- ¼ cup rum (or use apple juice, if desired)
- 3 large Granny Smith apples
- ⅔ cup sour cream
- 1 egg
- 3 tablespoons flour
- ¾ cup sugar
- ½ teaspoon (more to taste) cinnamon
- ¼ teaspoon salt
- ½ cup toasted pecans (or walnuts), finely chopped
- ¼ cup melted butter
- ¼ cup plain breadcrumbs
- Cut 1 cup cold butter into pieces approximately 1-inch square.
- Place flour on work surface, stir in the salt, and drop the butter onto the flour.
- With a bench scraper or metal spatula, chop the butter and flour together until combined. Don't overwork the mixture - you want to see chunks of butter larger than peas.
- Begin drizzling the water over the mixture with one hand, while flipping and tossing it with the other. Again, don't over do it! It should be a crumbly mess at this point.Use your metal utensil to form the dough into a rough rectangle about 5"x 8".
- Roll out dough to approximately 6"x10", using the metal scraper to form straight edges. Keeping the short edge facing you, Flip the bottom edge up to the middle (it will be crumbly...just do the best you can) and the the top edge down to the bottom. This will create three equal sized layers. Give the dough a turn to the left, lightly flouring the surface if necessary to keep it from sticking, and repeat. Repeat 3 more times. Wrap snugly in plastic wrap and place in the refrigerator for 30 minutes. Make filling while the dough chills.
- Place raisins in small pan with rum over medium heat. When rum is just beginning to bubble, Remove from heat and let sit uncovered.
- Peel and core apples. Cut into eighths and slice thinly crosswise, making small thin pieces. You should have approximately 4 cups.
- In a large bowl, combine apples, raisins (including the excess rum) and remaining filling ingredients. Stir until apples are coated.
- Remove dough from refrigerator. Using the previous instructions, roll and fold two more times.
- On a floured surface, roll dough as thinly as possible. Aim for 14"x20", with the long side facing you. Don't worry if your measurements aren't exact, but do make sure there's enough flour under the dough to keep it movable.
- Brush the surface lightly with melted butter, using a paper towel or pastry brush.
- Beginning 2 inches inside the long edge facing you, distribute the bread crumbs in a thick line all the way across, leaving an inch of plain dough on each side.
- Pile the apple mixture evenly over the bread crumbs. (The crumbs will help soak up extra moisture.) If your apples were really juicy, you may need to use your judgment and remove a little of the juice from the bowl.
- With your scraper or spatula, lift the long edge to cover as much of the apples as possible.
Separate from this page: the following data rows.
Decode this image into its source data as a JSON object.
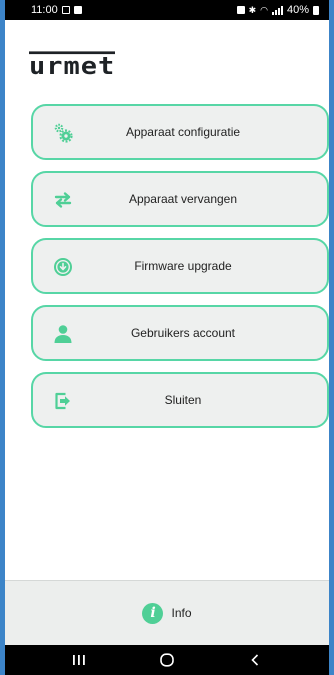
{
  "status_bar": {
    "time": "11:00",
    "battery_text": "40%"
  },
  "logo": {
    "text": "urmet"
  },
  "menu": {
    "items": [
      {
        "label": "Apparaat configuratie",
        "icon": "gears-icon"
      },
      {
        "label": "Apparaat vervangen",
        "icon": "swap-arrows-icon"
      },
      {
        "label": "Firmware upgrade",
        "icon": "download-circle-icon"
      },
      {
        "label": "Gebruikers account",
        "icon": "user-icon"
      },
      {
        "label": "Sluiten",
        "icon": "exit-icon"
      }
    ]
  },
  "info": {
    "label": "Info",
    "icon_glyph": "i"
  },
  "colors": {
    "accent": "#57d6a6",
    "icon_green": "#4fcf96",
    "button_bg": "#eef0ef",
    "frame": "#3c84c8"
  }
}
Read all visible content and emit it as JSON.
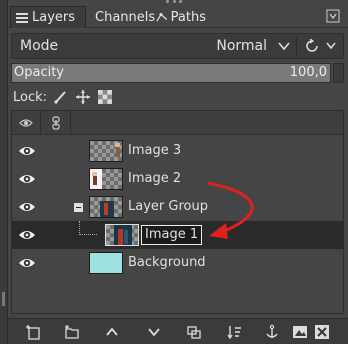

Roll the strudel, using the scraper to lift under the dough and inch it along.
- Pinch the ends well. Roll the strudel onto a piece of parchment paper, and use the paper to lift the strudel onto a baking sheet. Curve into a half-circle if needed to fit into the pan.
- Brush with melted butter and place in the refrigerator for 30 minutes.
- Heat oven to 400 F.
- Bake strudel for approximately 40 minutes, or until rich golden brown.
- Remove to a rack and mark the pieces with a serrated knife, just through the top. This will allow a little of the steam to escape and keep it crisp. Serve warm with whipped cream or vanilla ice cream.
Oh, man. You are going to love, love, love this! Eat it while it’s warm, or soon thereafter; it gets a little soft by the second day. Since there is sour cream in the filling, make sure any leftover strudel gets wrapped and put in the fridge.
I’ll leave you with a quote from S.J. Perelman:
“I have no truck with lettuce, cabbage, and similar chlorophyll. Any dietitian will tell you that a running foot of apple strudel contains four times the vitamins of a bushel of beans.”
I’ll buy that!